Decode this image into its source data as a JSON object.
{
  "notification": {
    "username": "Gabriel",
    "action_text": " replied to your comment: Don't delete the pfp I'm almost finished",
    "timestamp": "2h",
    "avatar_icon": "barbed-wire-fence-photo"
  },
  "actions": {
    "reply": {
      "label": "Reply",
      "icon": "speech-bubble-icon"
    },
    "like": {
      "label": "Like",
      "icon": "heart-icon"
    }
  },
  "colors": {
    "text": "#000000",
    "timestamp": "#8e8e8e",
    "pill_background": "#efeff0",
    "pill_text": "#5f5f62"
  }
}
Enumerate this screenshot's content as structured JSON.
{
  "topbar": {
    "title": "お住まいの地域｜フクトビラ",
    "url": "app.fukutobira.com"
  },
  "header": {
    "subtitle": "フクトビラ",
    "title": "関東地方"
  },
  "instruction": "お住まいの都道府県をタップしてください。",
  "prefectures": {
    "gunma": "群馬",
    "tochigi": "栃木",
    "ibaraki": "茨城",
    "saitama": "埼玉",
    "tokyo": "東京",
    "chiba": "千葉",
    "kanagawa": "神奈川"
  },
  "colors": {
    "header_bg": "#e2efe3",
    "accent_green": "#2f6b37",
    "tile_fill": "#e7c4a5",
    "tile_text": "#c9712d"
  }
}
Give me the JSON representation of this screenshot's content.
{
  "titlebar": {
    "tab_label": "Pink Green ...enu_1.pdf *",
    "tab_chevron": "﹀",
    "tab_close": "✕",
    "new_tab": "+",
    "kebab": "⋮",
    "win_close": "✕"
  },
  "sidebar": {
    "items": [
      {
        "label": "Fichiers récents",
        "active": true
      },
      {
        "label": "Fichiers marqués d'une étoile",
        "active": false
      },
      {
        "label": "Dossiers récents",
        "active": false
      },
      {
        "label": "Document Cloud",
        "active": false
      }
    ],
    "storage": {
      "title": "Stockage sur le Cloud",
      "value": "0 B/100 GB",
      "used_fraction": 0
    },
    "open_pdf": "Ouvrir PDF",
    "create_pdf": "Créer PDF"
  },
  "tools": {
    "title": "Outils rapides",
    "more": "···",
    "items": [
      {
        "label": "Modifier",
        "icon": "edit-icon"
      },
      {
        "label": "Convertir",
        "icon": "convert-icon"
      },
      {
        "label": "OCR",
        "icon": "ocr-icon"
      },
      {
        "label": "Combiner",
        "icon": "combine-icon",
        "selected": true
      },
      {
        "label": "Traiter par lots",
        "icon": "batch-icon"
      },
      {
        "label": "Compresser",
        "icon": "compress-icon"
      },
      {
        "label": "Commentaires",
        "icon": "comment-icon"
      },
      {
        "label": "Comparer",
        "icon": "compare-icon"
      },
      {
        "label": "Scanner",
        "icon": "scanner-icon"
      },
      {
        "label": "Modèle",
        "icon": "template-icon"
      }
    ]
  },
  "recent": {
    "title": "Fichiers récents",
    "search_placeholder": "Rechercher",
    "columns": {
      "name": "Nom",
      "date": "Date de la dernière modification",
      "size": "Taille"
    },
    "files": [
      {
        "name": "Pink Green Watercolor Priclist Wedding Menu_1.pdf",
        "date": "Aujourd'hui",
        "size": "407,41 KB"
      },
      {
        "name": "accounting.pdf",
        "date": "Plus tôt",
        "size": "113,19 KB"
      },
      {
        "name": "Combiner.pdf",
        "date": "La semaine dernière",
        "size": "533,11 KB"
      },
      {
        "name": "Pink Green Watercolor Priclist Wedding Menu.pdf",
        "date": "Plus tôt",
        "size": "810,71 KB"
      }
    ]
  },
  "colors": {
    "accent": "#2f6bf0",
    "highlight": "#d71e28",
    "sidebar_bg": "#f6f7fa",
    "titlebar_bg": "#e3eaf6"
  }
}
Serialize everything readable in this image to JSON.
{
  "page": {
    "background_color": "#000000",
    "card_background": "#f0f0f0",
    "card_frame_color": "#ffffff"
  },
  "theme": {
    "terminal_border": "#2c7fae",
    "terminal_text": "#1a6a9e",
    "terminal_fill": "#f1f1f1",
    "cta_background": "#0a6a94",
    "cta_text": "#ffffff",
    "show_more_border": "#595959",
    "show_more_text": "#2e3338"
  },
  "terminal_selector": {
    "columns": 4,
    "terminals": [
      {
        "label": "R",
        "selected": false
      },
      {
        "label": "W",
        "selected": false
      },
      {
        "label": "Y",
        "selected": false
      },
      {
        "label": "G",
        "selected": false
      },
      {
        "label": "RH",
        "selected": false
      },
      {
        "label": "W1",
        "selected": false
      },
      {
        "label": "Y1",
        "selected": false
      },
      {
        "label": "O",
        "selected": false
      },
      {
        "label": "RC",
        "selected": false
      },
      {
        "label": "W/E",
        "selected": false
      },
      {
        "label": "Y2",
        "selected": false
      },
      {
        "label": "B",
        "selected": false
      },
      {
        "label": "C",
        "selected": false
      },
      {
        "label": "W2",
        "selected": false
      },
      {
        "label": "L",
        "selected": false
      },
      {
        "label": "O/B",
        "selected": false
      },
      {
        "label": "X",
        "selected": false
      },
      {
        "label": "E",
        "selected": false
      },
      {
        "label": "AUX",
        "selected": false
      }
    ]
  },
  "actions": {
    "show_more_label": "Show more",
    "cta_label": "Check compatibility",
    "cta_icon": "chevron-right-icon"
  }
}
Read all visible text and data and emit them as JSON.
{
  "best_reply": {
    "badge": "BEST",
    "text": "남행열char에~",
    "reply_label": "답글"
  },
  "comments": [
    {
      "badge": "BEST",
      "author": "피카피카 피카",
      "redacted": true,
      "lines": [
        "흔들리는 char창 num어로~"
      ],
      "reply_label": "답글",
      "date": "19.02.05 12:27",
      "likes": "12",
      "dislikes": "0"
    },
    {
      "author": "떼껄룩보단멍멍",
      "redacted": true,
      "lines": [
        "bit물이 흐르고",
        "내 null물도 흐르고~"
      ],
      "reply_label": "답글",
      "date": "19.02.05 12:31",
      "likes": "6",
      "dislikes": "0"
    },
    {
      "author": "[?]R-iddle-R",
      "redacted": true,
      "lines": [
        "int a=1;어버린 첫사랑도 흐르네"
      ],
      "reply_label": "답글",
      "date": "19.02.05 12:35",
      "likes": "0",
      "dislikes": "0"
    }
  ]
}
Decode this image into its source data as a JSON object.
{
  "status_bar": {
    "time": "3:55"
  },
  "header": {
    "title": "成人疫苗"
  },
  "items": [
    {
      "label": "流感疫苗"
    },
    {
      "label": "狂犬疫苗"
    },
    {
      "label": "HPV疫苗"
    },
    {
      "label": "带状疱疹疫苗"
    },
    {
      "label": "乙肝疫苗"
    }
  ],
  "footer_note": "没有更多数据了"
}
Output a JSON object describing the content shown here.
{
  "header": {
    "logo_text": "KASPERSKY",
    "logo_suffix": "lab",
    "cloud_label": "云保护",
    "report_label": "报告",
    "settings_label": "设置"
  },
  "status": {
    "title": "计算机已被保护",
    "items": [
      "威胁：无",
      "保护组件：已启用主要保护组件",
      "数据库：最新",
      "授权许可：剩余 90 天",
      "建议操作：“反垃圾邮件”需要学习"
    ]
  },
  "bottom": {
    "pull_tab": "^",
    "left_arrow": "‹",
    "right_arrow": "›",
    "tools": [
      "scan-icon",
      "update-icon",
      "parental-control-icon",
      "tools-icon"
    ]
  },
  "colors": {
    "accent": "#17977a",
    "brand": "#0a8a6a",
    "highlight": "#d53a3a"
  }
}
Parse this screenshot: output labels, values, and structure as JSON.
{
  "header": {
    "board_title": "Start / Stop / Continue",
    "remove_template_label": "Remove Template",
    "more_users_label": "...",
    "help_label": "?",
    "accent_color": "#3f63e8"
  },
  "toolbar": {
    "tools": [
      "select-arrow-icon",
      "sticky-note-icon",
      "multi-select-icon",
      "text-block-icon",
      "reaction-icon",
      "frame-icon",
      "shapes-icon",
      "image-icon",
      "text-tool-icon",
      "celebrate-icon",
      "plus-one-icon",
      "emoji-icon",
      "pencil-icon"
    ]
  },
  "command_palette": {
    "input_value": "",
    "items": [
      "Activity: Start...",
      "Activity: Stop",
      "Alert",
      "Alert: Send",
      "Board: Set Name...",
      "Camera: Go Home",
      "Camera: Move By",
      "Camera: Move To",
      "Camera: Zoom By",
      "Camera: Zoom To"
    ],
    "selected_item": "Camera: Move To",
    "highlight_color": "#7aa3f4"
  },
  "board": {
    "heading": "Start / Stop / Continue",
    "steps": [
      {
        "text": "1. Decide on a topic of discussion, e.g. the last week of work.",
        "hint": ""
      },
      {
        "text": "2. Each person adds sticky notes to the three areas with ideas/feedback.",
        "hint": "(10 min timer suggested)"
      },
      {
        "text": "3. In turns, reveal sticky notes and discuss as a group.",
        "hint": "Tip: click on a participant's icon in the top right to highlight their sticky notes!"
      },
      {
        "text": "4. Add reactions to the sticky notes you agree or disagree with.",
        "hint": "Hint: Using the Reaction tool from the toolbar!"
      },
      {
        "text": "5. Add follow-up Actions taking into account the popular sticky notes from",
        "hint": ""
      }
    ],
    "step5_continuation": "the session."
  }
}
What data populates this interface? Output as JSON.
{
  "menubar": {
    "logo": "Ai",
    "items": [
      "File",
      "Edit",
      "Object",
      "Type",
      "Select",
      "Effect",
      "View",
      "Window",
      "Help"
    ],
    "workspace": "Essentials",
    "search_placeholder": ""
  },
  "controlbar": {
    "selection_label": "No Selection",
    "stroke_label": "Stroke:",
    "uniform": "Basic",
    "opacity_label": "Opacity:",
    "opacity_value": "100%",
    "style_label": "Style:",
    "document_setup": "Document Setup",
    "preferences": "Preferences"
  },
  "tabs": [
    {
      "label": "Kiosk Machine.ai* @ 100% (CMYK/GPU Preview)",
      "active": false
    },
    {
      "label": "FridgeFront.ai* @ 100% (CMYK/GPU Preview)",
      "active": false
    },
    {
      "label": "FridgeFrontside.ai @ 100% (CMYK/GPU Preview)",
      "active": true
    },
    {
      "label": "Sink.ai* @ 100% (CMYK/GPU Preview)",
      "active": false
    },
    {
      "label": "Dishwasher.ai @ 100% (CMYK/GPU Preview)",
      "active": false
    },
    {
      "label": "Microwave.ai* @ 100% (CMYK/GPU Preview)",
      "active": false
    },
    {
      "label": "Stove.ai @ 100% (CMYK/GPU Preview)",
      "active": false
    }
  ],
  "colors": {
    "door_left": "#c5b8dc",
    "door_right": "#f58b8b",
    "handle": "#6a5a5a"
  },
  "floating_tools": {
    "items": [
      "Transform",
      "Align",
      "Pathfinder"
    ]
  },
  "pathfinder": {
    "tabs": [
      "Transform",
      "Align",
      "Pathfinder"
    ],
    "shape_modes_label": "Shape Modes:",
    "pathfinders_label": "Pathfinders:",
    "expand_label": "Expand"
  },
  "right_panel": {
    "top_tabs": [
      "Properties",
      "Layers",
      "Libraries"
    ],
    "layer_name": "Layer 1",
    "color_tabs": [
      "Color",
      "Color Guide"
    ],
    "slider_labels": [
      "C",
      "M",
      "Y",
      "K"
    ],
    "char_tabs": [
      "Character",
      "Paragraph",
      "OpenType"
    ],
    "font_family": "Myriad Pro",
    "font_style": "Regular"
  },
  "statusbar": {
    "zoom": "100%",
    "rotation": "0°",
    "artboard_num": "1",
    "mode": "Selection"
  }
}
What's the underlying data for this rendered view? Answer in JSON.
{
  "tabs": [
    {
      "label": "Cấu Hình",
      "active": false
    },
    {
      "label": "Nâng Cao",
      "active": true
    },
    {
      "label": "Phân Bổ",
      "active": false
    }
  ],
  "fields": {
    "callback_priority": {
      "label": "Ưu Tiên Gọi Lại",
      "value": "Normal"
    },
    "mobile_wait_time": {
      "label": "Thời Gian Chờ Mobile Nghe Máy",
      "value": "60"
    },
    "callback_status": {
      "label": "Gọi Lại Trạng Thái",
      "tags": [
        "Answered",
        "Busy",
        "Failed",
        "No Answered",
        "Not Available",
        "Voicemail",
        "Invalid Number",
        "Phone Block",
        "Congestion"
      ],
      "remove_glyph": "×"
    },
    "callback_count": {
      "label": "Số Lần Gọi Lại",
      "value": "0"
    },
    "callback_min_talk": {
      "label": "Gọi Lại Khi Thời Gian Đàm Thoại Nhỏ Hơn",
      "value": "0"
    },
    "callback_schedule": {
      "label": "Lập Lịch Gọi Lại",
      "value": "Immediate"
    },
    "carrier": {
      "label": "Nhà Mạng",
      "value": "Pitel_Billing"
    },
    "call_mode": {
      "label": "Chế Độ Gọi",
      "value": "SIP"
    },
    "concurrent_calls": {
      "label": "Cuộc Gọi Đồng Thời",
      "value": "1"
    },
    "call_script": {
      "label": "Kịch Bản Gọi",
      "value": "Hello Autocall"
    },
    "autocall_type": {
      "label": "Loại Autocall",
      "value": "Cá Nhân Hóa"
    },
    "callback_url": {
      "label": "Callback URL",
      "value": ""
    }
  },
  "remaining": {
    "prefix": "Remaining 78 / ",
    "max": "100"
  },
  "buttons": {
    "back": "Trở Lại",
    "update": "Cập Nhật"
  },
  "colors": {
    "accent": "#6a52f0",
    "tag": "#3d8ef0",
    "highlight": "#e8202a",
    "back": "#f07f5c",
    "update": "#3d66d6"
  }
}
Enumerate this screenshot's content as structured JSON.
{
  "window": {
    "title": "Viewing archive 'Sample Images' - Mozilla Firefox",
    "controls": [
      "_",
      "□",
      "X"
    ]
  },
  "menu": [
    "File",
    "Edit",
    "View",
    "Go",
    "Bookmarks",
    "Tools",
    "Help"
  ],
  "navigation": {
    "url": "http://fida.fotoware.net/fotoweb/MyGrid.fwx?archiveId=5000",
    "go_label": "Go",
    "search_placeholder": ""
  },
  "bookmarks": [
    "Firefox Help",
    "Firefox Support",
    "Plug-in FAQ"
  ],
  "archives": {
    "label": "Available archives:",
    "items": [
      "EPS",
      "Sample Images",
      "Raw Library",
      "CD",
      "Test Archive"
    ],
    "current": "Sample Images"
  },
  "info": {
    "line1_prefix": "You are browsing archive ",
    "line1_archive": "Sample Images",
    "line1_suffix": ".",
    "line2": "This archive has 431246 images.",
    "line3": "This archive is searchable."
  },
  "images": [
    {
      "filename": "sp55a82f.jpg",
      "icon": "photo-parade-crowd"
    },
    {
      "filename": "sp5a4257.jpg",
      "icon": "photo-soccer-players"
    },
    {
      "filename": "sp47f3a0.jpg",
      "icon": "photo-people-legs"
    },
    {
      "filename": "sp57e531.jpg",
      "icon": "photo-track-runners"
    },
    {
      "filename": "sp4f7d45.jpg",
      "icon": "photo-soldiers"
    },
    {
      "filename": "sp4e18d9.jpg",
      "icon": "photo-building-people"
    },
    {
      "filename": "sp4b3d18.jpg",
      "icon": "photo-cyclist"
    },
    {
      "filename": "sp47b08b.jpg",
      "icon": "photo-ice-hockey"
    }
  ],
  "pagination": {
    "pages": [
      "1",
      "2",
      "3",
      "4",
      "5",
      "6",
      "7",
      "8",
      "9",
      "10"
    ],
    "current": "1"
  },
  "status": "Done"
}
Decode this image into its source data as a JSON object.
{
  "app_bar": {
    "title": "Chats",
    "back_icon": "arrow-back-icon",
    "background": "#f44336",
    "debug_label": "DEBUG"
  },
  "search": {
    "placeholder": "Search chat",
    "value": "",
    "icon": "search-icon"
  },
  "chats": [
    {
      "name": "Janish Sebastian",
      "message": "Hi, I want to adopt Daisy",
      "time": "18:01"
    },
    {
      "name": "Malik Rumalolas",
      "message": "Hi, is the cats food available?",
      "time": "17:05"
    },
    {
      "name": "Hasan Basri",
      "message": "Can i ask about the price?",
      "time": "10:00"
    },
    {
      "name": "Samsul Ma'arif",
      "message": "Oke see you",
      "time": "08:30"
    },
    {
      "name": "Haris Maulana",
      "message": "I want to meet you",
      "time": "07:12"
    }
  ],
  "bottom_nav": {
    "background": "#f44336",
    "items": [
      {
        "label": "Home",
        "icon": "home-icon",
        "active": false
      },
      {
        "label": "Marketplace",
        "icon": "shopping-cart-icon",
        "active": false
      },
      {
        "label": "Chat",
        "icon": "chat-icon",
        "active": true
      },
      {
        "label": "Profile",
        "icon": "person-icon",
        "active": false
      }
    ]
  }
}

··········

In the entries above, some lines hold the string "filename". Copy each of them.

• RESPONSE FOR THIS EXERCISE:
      "filename": "sp55a82f.jpg",
      "filename": "sp5a4257.jpg",
      "filename": "sp47f3a0.jpg",
      "filename": "sp57e531.jpg",
      "filename": "sp4f7d45.jpg",
      "filename": "sp4e18d9.jpg",
      "filename": "sp4b3d18.jpg",
      "filename": "sp47b08b.jpg",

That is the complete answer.